In  EWHC 2776 (Fam) Ali v Rodrigues, claimant appreciated that the date of petition to divorce and date of and English respectively Scottish decrees are highly important to the husband’s immigration status. One way in which a former EEA family member can retain right of residence is if the marriage exceeded 3 years.
The husband was in Pakistan from 10th January 2016 to 18th February 2016. A certificate of entitlement to a divorce was issued on 21st March 2016 and decrees nisi and absolute were pronounced in the Romford (England) Family Court on, respectively, 12th April and 27th May 2016. That was the English decree. On 14th December 2016, the Home Office notified the husband that it was revoking his residence card on the basis that he was no longer a family member of an EEA national. The wife remarried in 2016, following the English decree and has sponsored her second husband’s application for leave to remain. The husband petitioned for divorce in Scotland on 27th September 2016, three years and five months after the date of the marriage and at least two years and three months from the date of the separation. On 6th November 2017, the Edinburgh Sherriff Court and Justice of the Peace Court pronounced the decree absolute, which is the Scottish decree.
If the English decree stands, the marriage will have lasted less than 3 years. If the Scottish decree stands, 3 years will have been exceeded. The husband essentially argues that the English decree is tainted by irregularity of service upon him. Lieven J held that the English decree should stand, on the basis that when it comes to failures related to service, it is appropriate to look at the nature of what went wrong and where the prejudice, if any, lies (at 36 ff). The wife took reasonable steps; and there are indications that the husband was trying to avoid service.

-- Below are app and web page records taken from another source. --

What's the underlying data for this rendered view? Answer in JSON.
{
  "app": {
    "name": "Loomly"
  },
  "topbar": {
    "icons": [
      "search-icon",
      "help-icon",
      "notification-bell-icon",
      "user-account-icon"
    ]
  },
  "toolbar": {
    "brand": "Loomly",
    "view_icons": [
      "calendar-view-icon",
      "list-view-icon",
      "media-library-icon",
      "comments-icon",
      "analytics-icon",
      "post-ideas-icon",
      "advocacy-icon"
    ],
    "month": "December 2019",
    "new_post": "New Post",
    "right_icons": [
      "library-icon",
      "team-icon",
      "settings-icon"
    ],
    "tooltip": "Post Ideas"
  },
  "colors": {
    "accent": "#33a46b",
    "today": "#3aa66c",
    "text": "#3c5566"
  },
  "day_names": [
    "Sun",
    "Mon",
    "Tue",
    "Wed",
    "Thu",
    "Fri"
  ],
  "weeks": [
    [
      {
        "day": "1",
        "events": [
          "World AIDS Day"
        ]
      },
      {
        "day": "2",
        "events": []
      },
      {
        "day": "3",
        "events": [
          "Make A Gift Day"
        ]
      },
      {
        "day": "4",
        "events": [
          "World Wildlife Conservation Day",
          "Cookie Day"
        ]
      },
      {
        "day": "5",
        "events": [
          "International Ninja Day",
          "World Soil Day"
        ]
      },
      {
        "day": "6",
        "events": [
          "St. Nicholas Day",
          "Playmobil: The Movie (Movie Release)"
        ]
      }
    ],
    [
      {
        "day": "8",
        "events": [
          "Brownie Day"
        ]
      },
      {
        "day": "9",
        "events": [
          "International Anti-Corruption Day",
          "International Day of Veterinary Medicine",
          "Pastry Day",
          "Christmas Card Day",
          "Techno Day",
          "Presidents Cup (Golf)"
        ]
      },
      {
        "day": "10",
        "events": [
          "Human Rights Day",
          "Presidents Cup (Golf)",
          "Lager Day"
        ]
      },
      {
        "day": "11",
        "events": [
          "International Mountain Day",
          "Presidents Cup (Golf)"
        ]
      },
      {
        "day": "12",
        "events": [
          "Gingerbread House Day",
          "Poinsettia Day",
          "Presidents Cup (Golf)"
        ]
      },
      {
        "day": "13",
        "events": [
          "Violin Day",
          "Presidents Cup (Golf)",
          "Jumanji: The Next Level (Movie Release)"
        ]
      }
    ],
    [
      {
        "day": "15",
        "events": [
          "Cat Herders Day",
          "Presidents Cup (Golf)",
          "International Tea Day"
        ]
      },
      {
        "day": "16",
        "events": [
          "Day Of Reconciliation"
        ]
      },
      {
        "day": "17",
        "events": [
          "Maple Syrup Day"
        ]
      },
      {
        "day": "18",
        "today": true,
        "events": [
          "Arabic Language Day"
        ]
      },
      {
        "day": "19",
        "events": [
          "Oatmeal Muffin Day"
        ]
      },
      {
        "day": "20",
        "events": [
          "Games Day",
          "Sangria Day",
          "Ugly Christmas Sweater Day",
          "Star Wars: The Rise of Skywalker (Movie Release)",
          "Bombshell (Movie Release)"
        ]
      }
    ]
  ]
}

Given irregularities in service the English decree is voidable, but not void in the discretionary opinion of the court: the consequences of setting aside the English decree would more severe than that of the Scottish decree’s invalidity. If the English decree does not stand, the wife’s second marriage would have been made at a time when the first marriage persisted. That would be a very serious impact on her, her second husband and the child.